- Full Text at The Boston Globe
Robert Karl Stonjek (Thanks Gene Johnson)
MIT pools its brain power
United under a roof, neuroscientists seek breakthroughs
On Friday, MIT plans to dedicate what it bills as the largest collection of brain scientists under one roof in the world.
The new 411,000-square-foot building of limestone and glass, the largest research building on campus, stands on what must already be one of the brainiest corners in the world: at Vassar and Main streets in Cambridge. Its neighbors include the genetics powerhouse of the Broad Institute, the engineering might of the computer science department at Massachusetts Institute of Technology, and the start-up energy of the 150 or so biotech companies in Kendall Square.

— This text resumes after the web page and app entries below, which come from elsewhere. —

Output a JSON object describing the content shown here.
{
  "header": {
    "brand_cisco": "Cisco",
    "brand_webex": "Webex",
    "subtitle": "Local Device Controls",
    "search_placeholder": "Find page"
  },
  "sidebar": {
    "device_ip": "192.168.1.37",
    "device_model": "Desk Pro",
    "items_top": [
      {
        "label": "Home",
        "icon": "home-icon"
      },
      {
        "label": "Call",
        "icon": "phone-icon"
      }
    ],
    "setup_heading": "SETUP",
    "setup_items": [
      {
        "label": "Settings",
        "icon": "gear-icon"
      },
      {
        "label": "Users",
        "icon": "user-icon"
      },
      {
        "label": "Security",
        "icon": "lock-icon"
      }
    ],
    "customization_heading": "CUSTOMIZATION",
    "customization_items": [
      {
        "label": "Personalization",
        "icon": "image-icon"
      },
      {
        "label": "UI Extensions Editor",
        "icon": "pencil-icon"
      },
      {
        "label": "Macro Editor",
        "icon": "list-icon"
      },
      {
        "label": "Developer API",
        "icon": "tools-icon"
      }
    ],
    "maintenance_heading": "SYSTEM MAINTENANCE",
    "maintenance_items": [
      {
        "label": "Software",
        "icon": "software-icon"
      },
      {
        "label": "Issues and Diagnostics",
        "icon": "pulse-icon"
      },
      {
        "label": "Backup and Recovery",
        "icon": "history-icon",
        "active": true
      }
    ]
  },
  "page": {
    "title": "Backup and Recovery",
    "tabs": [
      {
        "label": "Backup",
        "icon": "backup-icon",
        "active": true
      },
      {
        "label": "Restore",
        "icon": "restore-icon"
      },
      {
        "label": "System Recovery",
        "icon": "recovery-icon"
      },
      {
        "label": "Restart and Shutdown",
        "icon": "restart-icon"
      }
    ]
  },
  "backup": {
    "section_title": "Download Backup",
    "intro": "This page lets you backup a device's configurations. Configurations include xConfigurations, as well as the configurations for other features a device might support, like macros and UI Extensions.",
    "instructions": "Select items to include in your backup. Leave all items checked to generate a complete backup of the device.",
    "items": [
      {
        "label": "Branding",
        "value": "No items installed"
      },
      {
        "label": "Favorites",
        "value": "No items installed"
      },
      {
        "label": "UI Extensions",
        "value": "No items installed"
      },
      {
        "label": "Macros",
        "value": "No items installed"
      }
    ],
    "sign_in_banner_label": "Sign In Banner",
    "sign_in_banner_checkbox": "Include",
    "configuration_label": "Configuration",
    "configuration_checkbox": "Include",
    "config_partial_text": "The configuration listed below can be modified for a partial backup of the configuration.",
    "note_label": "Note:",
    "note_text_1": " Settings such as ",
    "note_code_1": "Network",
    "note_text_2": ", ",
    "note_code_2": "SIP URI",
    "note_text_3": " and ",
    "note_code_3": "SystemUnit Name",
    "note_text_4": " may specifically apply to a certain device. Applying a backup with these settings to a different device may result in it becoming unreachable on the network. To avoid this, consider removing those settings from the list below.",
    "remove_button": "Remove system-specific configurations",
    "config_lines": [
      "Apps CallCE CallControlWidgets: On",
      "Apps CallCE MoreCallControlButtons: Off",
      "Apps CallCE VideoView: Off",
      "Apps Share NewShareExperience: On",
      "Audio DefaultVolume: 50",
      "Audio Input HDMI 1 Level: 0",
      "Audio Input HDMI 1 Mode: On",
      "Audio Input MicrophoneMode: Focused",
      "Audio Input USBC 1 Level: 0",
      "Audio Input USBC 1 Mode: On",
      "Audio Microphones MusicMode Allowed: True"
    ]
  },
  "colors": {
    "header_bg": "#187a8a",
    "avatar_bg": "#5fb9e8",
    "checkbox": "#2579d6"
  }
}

So close to one another and to such neighbors, researchers in the $175 million Brain and Cognitive Sciences Complex say they will have the opportunity to collaborate in ways that promise progress on some of the thorniest problems of neuroscience, from the nature of consciousness to the origins of schizophrenia and autism.
''Geography is destiny, after all," said neuroscience professor Earl K. Miller. The building, he said, will bring together researchers who attack the brain at radically different levels, from those who study molecules to those who study memory. ''The next leap forward in understanding the brain will come from coordinated efforts" across that spectrum, he said.
Take autism, said Mriganka Sur, head of the Department of Brain and Cognitive Sciences: The disorder is complex, both in its genes and its symptoms. Genetically, it appears to depend on small effects from many genes, and such complex diseases are ''the hardest ones to crack," Sur said. But ''we think we can crack them in this building, because of the expertise that exists."
Or take lying, said Susumu Tonegawa, director of the Picower Institute for Learning and Memory, which will occupy the building along with Sur's department and the new McGovern Institute for Brain Research.
Some day, he said, a device the size of a Red Sox cap will be able to read out and analyze data from billions of neurons so quickly that it will be possible to tell whether the person wearing it is lying.
But to develop such tools, you need ''young, brilliant engineers and physicists who are interested in totally new technology for noninvasive brain imaging," he said. ''We want to promote the interaction of neuroscientists with engineers and physicists."